EXERCISE DETAILS -
Lines with "letter" in them are to be located in the listing below and copied.

SOURCE DATA -
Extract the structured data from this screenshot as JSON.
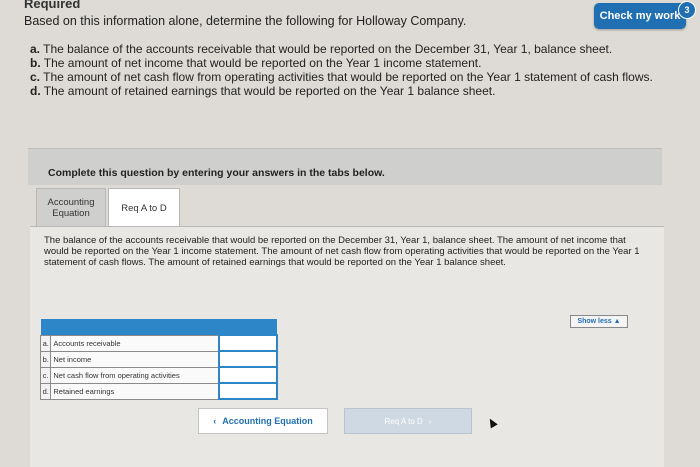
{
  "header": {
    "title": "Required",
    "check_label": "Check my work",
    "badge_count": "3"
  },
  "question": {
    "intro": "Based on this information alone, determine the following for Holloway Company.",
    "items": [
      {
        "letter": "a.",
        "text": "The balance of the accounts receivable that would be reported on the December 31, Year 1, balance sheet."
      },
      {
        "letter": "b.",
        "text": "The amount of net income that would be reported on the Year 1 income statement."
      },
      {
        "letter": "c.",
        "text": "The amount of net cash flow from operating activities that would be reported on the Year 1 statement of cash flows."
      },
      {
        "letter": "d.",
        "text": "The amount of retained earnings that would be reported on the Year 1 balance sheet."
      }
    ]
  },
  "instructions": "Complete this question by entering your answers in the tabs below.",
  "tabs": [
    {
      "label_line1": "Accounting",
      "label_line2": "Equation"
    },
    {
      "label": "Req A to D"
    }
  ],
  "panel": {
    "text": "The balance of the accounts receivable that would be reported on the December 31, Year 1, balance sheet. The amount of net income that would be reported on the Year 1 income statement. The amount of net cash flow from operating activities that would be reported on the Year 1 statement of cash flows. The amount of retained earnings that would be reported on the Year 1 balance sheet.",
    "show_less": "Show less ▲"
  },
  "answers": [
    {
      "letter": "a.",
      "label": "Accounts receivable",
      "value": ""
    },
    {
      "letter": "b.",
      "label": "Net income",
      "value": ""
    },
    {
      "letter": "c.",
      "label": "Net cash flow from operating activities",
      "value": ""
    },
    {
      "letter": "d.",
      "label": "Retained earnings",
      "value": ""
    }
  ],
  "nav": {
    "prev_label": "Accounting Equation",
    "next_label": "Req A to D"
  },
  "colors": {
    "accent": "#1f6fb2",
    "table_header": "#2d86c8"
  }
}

TASK OUTPUT -
        "letter": "a.",
        "letter": "b.",
        "letter": "c.",
        "letter": "d.",
      "letter": "a.",
      "letter": "b.",
      "letter": "c.",
      "letter": "d.",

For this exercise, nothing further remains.